Town Square

$2 million 'ransom' for city to keep downtown tax district

Original post made on Aug 5, 2011

When City Council members return from summer break in September they will have to decide whether to pay $2 million a year to keep the downtown's redevelopment funding or be forced to turn over as much as $5 million a year in revenue to other local services.

Read the full story here Web Link posted Friday, August 5, 2011, 10:57 AM


Posted by Ned, a resident of Old Mountain View
on Aug 5, 2011 at 11:39 am

"In particular, the city could lose funding that council members say could help subsidize putting a grocery store downtown. The money is also used for events such as Thursday Night Live, recruiting businesses and acquiring and assembling properties for development, said Ellis Berns, the city's economic development director."

That's a strong enough argument to get rid of the agency.

Posted by Mike Laursen, a resident of Monta Loma
on Aug 5, 2011 at 12:51 pm

There IS a grocery store downtown.

Posted by Money Usage, a resident of Cuesta Park
on Aug 5, 2011 at 3:01 pm

I still haven't seen it specifically stated whether the redevelopment money goes to LOCAL schools, city, etc. OR, whether the money goes into a STATE pool for those items that then gets distributed around the state.

DeBolt's story seems to imply it would remain LOCAL, but can someone confirm that's the case.

Posted by Doug Pearson, a resident of Blossom Valley
on Aug 5, 2011 at 9:51 pm

The article and Money Usage's question raise points I am interested in. The idea that the downtown redevelopment district is able to spend money for all the good things they talk about is fine, but where does the money come from?

In the absence of the district, would there simply be less money, i.e., is the money a special tax on downtown businesses that the businesses would no longer have to pay, over and above normal business and property taxes? (I don't think so!) Or is it, instead, a diversion of normal business and property taxes from state, school district and other coffers, which would be reversed in the absence of the district? (No wonder the state wants to shut down redevelopment districts!)
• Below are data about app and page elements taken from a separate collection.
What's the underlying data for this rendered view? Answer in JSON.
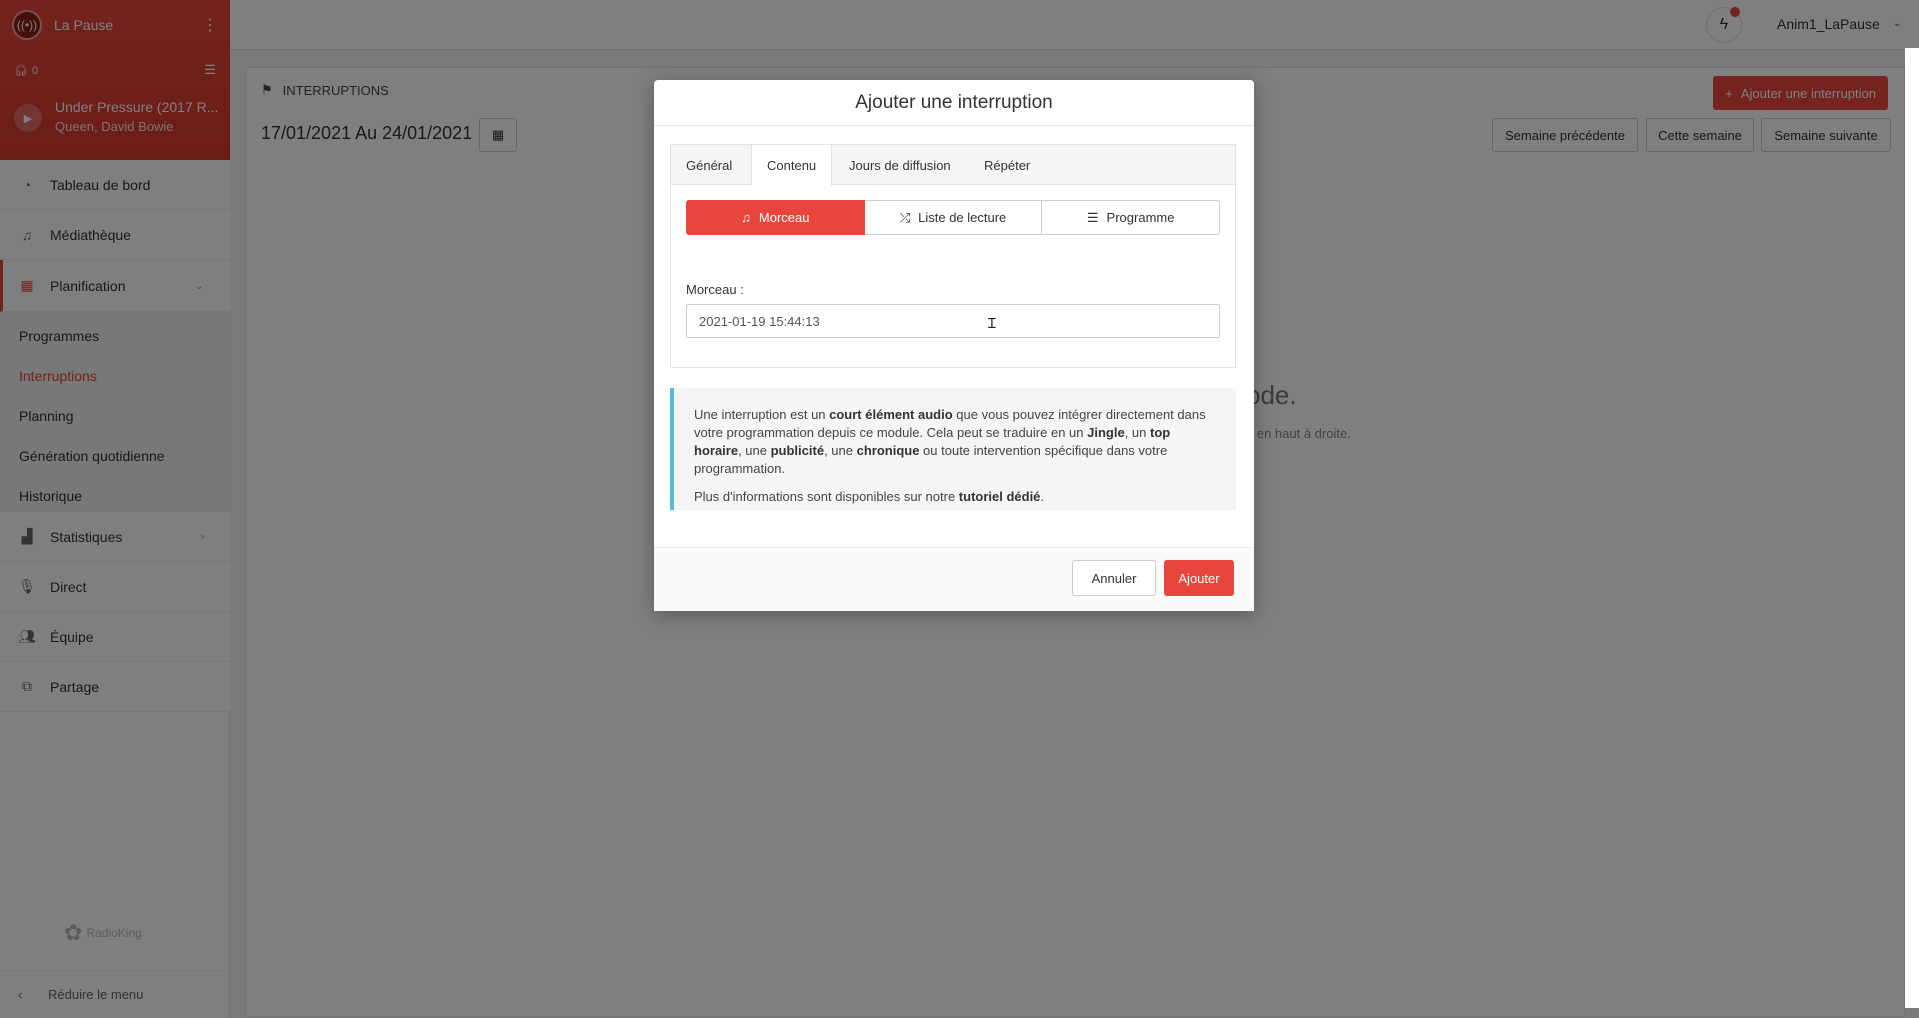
{
  "sidebar": {
    "radio_name": "La Pause",
    "listeners": "0",
    "track_title": "Under Pressure (2017 R...",
    "track_artist": "Queen, David Bowie",
    "nav": {
      "dashboard": "Tableau de bord",
      "library": "Médiathèque",
      "planning": "Planification",
      "stats": "Statistiques",
      "live": "Direct",
      "team": "Équipe",
      "share": "Partage"
    },
    "subnav": {
      "programmes": "Programmes",
      "interruptions": "Interruptions",
      "planning": "Planning",
      "generation": "Génération quotidienne",
      "history": "Historique"
    },
    "brand": "RadioKing",
    "reduce": "Réduire le menu"
  },
  "topbar": {
    "user": "Anim1_LaPause"
  },
  "page": {
    "section": "INTERRUPTIONS",
    "date_range": "17/01/2021 Au 24/01/2021",
    "add_button": "Ajouter une interruption",
    "prev_week": "Semaine précédente",
    "this_week": "Cette semaine",
    "next_week": "Semaine suivante",
    "empty_title_fragment": "ode.",
    "empty_hint_fragment": "n en haut à droite."
  },
  "modal": {
    "title": "Ajouter une interruption",
    "tabs": [
      "Général",
      "Contenu",
      "Jours de diffusion",
      "Répéter"
    ],
    "active_tab": "Contenu",
    "segments": [
      "Morceau",
      "Liste de lecture",
      "Programme"
    ],
    "active_segment": "Morceau",
    "field_label": "Morceau :",
    "field_value": "2021-01-19 15:44:13",
    "info": {
      "p1_a": "Une interruption est un ",
      "p1_b": "court élément audio",
      "p1_c": " que vous pouvez intégrer directement dans votre programmation depuis ce module. Cela peut se traduire en un ",
      "p1_d": "Jingle",
      "p1_e": ", un ",
      "p1_f": "top horaire",
      "p1_g": ", une ",
      "p1_h": "publicité",
      "p1_i": ", une ",
      "p1_j": "chronique",
      "p1_k": " ou toute intervention spécifique dans votre programmation.",
      "p2_a": "Plus d'informations sont disponibles sur notre ",
      "p2_b": "tutoriel dédié",
      "p2_c": "."
    },
    "cancel": "Annuler",
    "submit": "Ajouter"
  },
  "colors": {
    "accent": "#e8463c",
    "info_border": "#5bb9d8"
  }
}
Posted by DCS, a resident of Old Mountain View
on Aug 6, 2011 at 3:44 pm

The grocery store downtown does not have what I want, and I'm sure other people feel the same way.

It's smelly, dirty, and noisy in there too, not a pleasant experience.

Posted by Mike, a resident of another community
on Aug 7, 2011 at 12:48 pm

The downtown redevelopment district is a huge success, but its work is done and it is time to shut it down.

Posted by Mike Laursen, a resident of Monta Loma
on Aug 7, 2011 at 8:37 pm

re: It's smelly, dirty, and noisy in there too, not a pleasant experience.

Somebody is shopping there. Is it the city government's job to go out and find competitor's for existing businesses?

Posted by Save schools and police, a resident of North Whisman
on Aug 8, 2011 at 3:49 pm

The real title of this article should be "A blessing of "Money" for local schools and police department".

Posted by Garrett, a resident of another community
on Aug 8, 2011 at 7:20 pm

Downtown has been up due to the face the RDA's, if it wasn't for this we would have a run down area. Yes the schools need money. We Prop 13, the grab of Sales Tax, DMV funds, all sorts of funds that were produced by the local goverement. In the future what else will they grab.

Posted by Linda Jahnke, a resident of Monta Loma
on Aug 10, 2011 at 9:05 am

The city is right to plan for a grocery store in the downtown area. This is a densely packed community and should have access to local shopping. The current downtown ethic store can be a delight to shop in but is not an appropriate substitute. The same thing of course can be said for the Monta Loma area. A grocery store in the Rengstorff-Middlefield shopping center has been laying vacant for many years. The city should encourage local shopping wherever possible.